▸ Dataset excerpts:
- - -
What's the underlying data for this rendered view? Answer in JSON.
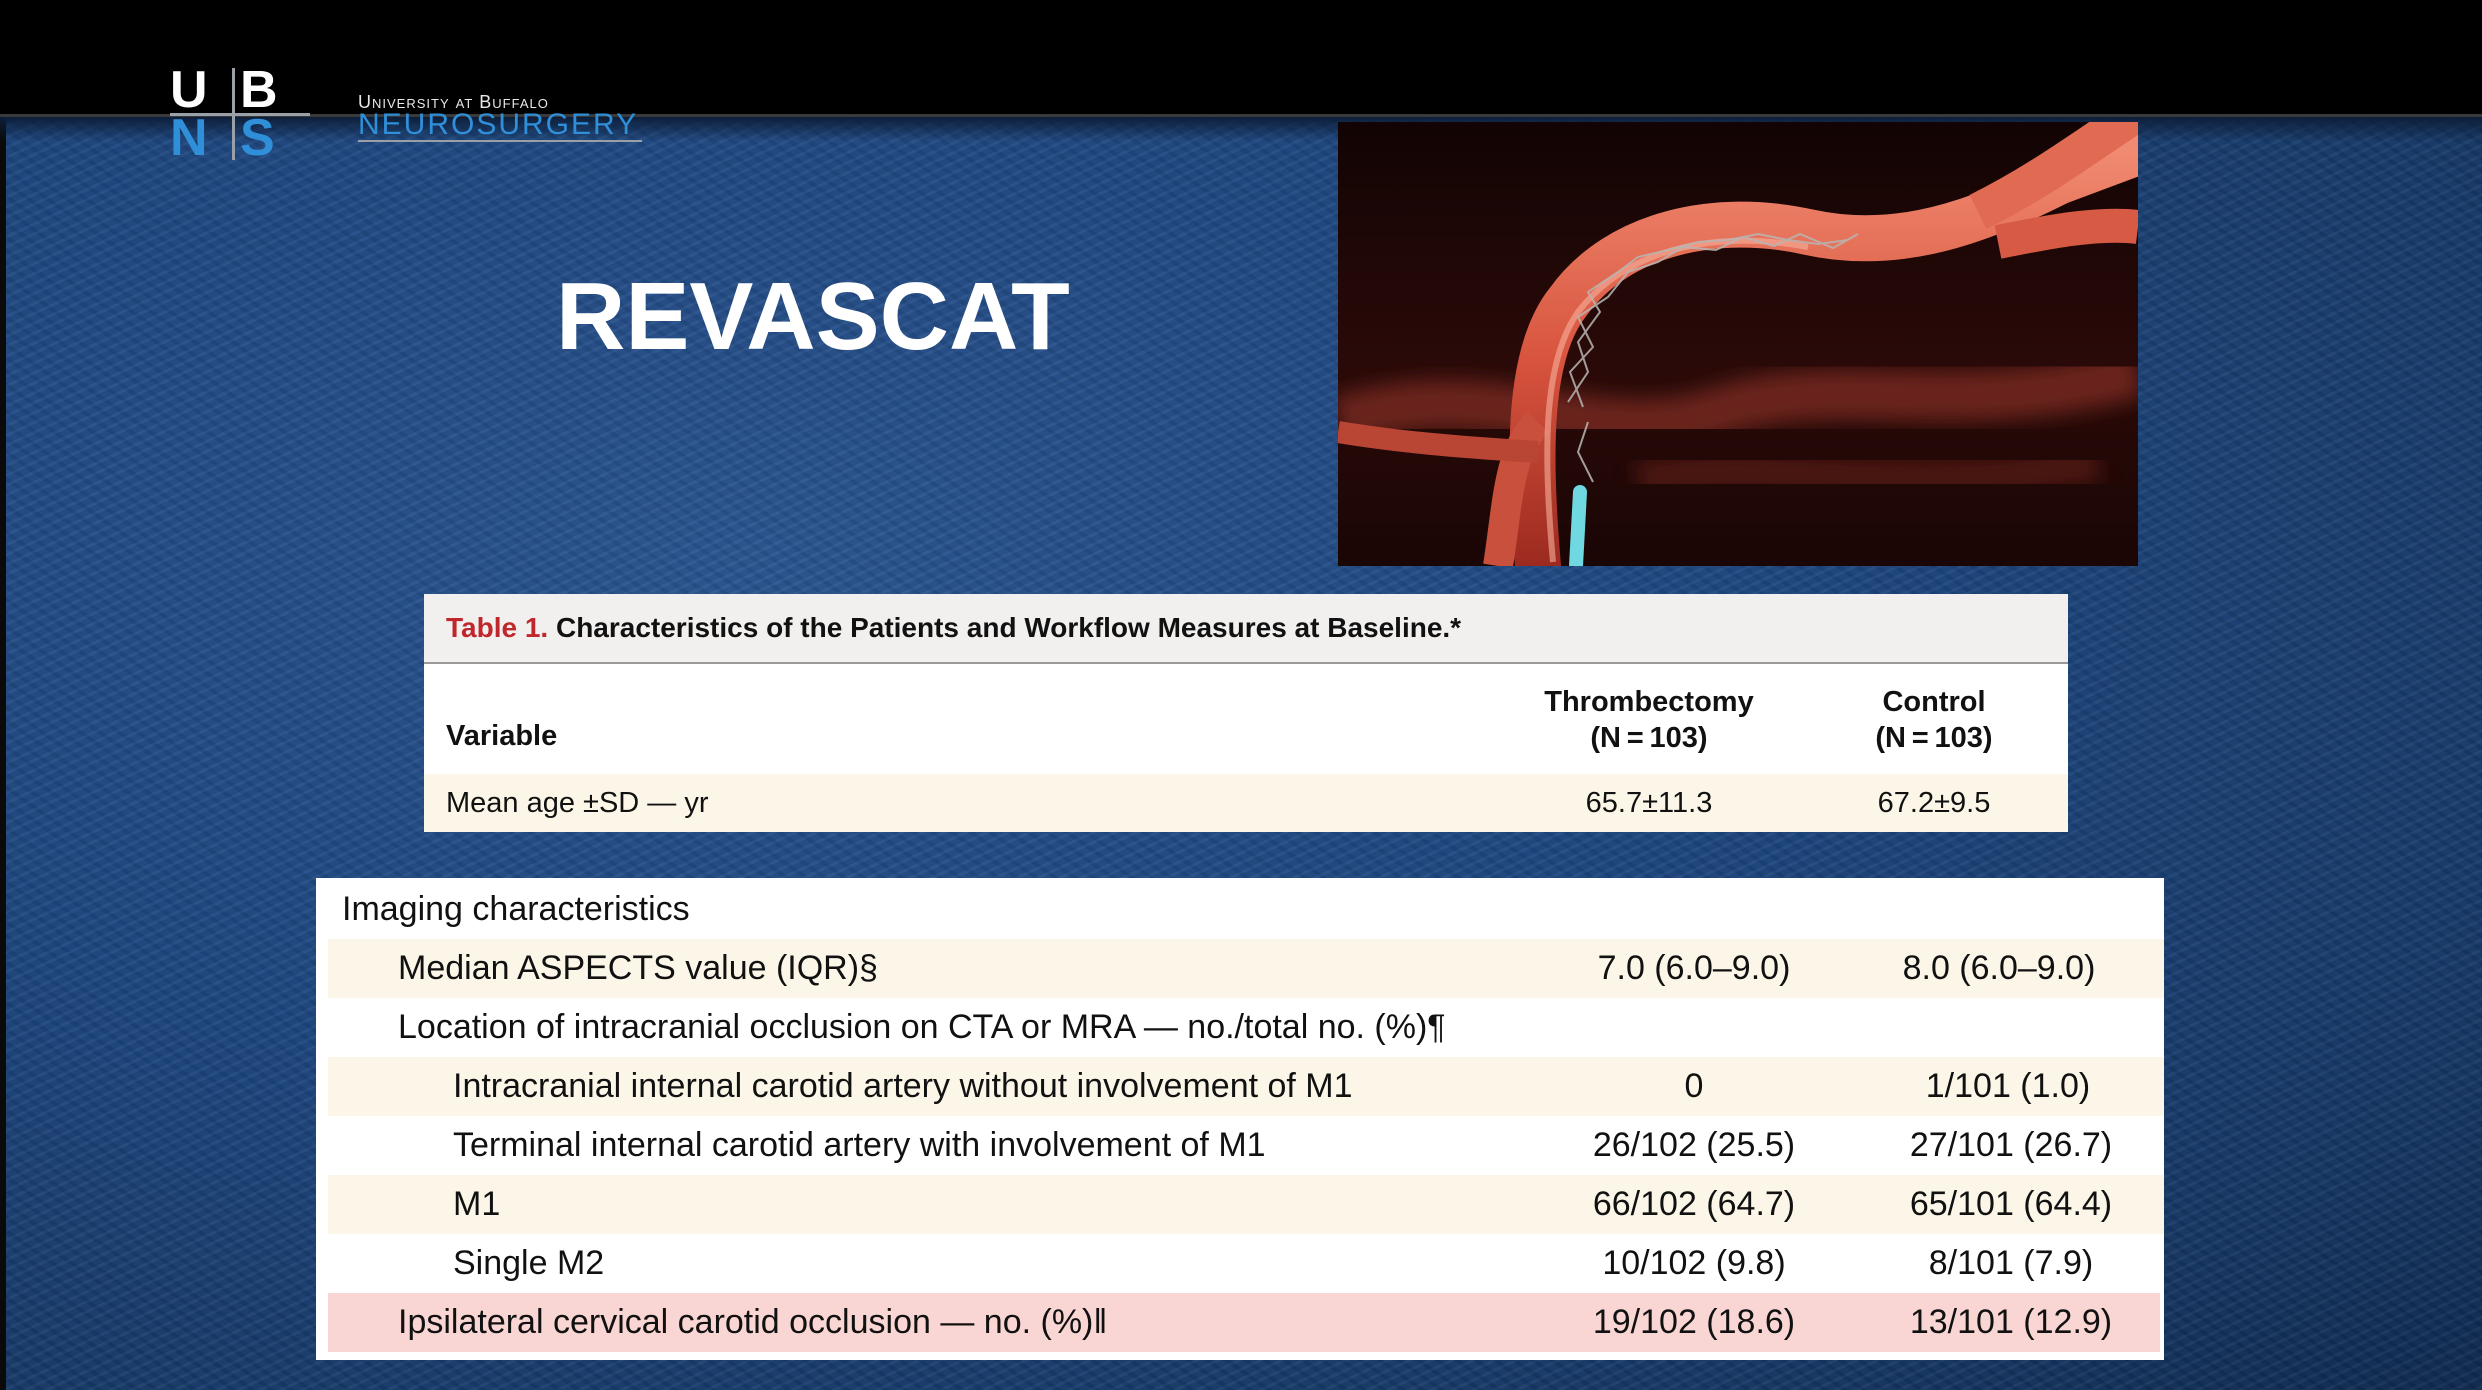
{
  "logo": {
    "letters": [
      "U",
      "B",
      "N",
      "S"
    ],
    "line1": "University at Buffalo",
    "line2": "NEUROSURGERY",
    "colors": {
      "white": "#ffffff",
      "blue": "#2f8fd8"
    }
  },
  "slide": {
    "title": "REVASCAT",
    "background_color": "#1d467f"
  },
  "table1": {
    "caption_label": "Table 1.",
    "caption_text": "Characteristics of the Patients and Workflow Measures at Baseline.*",
    "header": {
      "variable": "Variable",
      "col1_line1": "Thrombectomy",
      "col1_line2": "(N = 103)",
      "col2_line1": "Control",
      "col2_line2": "(N = 103)"
    },
    "rows": [
      {
        "label": "Mean age ±SD — yr",
        "thrombectomy": "65.7±11.3",
        "control": "67.2±9.5"
      }
    ]
  },
  "table2": {
    "rows": [
      {
        "label": "Imaging characteristics",
        "thrombectomy": "",
        "control": ""
      },
      {
        "label": "Median ASPECTS value (IQR)§",
        "thrombectomy": "7.0 (6.0–9.0)",
        "control": "8.0 (6.0–9.0)"
      },
      {
        "label": "Location of intracranial occlusion on CTA or MRA — no./total no. (%)¶",
        "thrombectomy": "",
        "control": ""
      },
      {
        "label": "Intracranial internal carotid artery without involvement of M1",
        "thrombectomy": "0",
        "control": "1/101 (1.0)"
      },
      {
        "label": "Terminal internal carotid artery with involvement of M1",
        "thrombectomy": "26/102 (25.5)",
        "control": "27/101 (26.7)"
      },
      {
        "label": "M1",
        "thrombectomy": "66/102 (64.7)",
        "control": "65/101 (64.4)"
      },
      {
        "label": "Single M2",
        "thrombectomy": "10/102 (9.8)",
        "control": "8/101 (7.9)"
      },
      {
        "label": "Ipsilateral cervical carotid occlusion — no. (%)‖",
        "thrombectomy": "19/102 (18.6)",
        "control": "13/101 (12.9)"
      }
    ],
    "colors": {
      "shade": "#fcf6e8",
      "highlight": "#f9d6d3",
      "caption_red": "#c0272d"
    }
  }
}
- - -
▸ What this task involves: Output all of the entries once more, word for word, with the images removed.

▸ Written answer:
What's the underlying data for this rendered view? Answer in JSON.
{
  "logo": {
    "letters": [
      "U",
      "B",
      "N",
      "S"
    ],
    "line1": "University at Buffalo",
    "line2": "NEUROSURGERY",
    "colors": {
      "white": "#ffffff",
      "blue": "#2f8fd8"
    }
  },
  "slide": {
    "title": "REVASCAT",
    "background_color": "#1d467f"
  },
  "table1": {
    "caption_label": "Table 1.",
    "caption_text": "Characteristics of the Patients and Workflow Measures at Baseline.*",
    "header": {
      "variable": "Variable",
      "col1_line1": "Thrombectomy",
      "col1_line2": "(N = 103)",
      "col2_line1": "Control",
      "col2_line2": "(N = 103)"
    },
    "rows": [
      {
        "label": "Mean age ±SD — yr",
        "thrombectomy": "65.7±11.3",
        "control": "67.2±9.5"
      }
    ]
  },
  "table2": {
    "rows": [
      {
        "label": "Imaging characteristics",
        "thrombectomy": "",
        "control": ""
      },
      {
        "label": "Median ASPECTS value (IQR)§",
        "thrombectomy": "7.0 (6.0–9.0)",
        "control": "8.0 (6.0–9.0)"
      },
      {
        "label": "Location of intracranial occlusion on CTA or MRA — no./total no. (%)¶",
        "thrombectomy": "",
        "control": ""
      },
      {
        "label": "Intracranial internal carotid artery without involvement of M1",
        "thrombectomy": "0",
        "control": "1/101 (1.0)"
      },
      {
        "label": "Terminal internal carotid artery with involvement of M1",
        "thrombectomy": "26/102 (25.5)",
        "control": "27/101 (26.7)"
      },
      {
        "label": "M1",
        "thrombectomy": "66/102 (64.7)",
        "control": "65/101 (64.4)"
      },
      {
        "label": "Single M2",
        "thrombectomy": "10/102 (9.8)",
        "control": "8/101 (7.9)"
      },
      {
        "label": "Ipsilateral cervical carotid occlusion — no. (%)‖",
        "thrombectomy": "19/102 (18.6)",
        "control": "13/101 (12.9)"
      }
    ],
    "colors": {
      "shade": "#fcf6e8",
      "highlight": "#f9d6d3",
      "caption_red": "#c0272d"
    }
  }
}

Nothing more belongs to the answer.